When young dogs grow old, you fool yourself into thinking that you will know when ‘the time is right’. But you don’t. You don’t know anything of the sort. You just keep watching for signs and clues, waiting for your dog to tell you when she’s had enough, all the while praying that she doesn’t; that when her time comes, she will go quietly into the night, on her own terms, in her own time.

In a few months, Blister will be 16 years old. It’s hard to say when exactly, given she’s a street dog, but for the past couple of years I have chosen to share my birthday with her – so she will be 16 in February.

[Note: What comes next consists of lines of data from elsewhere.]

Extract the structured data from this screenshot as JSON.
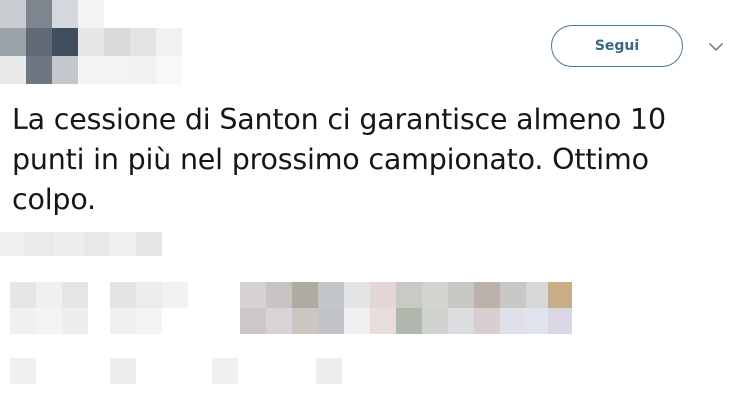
{
  "tweet": {
    "text": "La cessione di Santon ci garantisce almeno 10 punti in più nel prossimo campionato. Ottimo colpo."
  },
  "actions": {
    "follow_label": "Segui",
    "more_icon": "chevron-down-icon"
  },
  "colors": {
    "follow_border": "#4a7796",
    "follow_text": "#3c6782",
    "text": "#14171a"
  }
}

Sixteen is a grand age for a dog, especially a 30kg girl like Blister, but the years have taken their toll. Her back legs don’t work like they used to and I not only have to hold her steady while she eats, but help her up onto the sofa that she favours over the beds on the floor. I know why she does, it’s the right height to allow her to slide off and land upright. She’s a clever girl, and she remains fiercely independent.

Naturally, there are accidents, not that it matters, and it’s clear her eyesight is not as sharp as it was. Her hearing is also failing her, but this comes as something of a blessing as we have regular fireworks here that no longer bother her. As well as joint supplements and pain medication for arthritis, she also has special food that’s easy on her stomach. When she hobbles awkwardly in the garden, I watch her, wondering if I am doing right by her.

But then every night Blister slides off the couch ready for her midnight walk, eager to catch up on the news waiting to be sniffed outside the gates of our home. She still wags her tail at meal times. She eats all her food. And she continues to interact with my other dogs. So, I’ve made a pact with her.

Before we go to sleep, I tell Blister that I love her and that I will see her in the morning. I then ask her for a kiss, which she always, without fail, refuses to give me. Only when ‘the time is right’ will it come. And as I write this in bed, I’m relieved to say, tonight is not the night.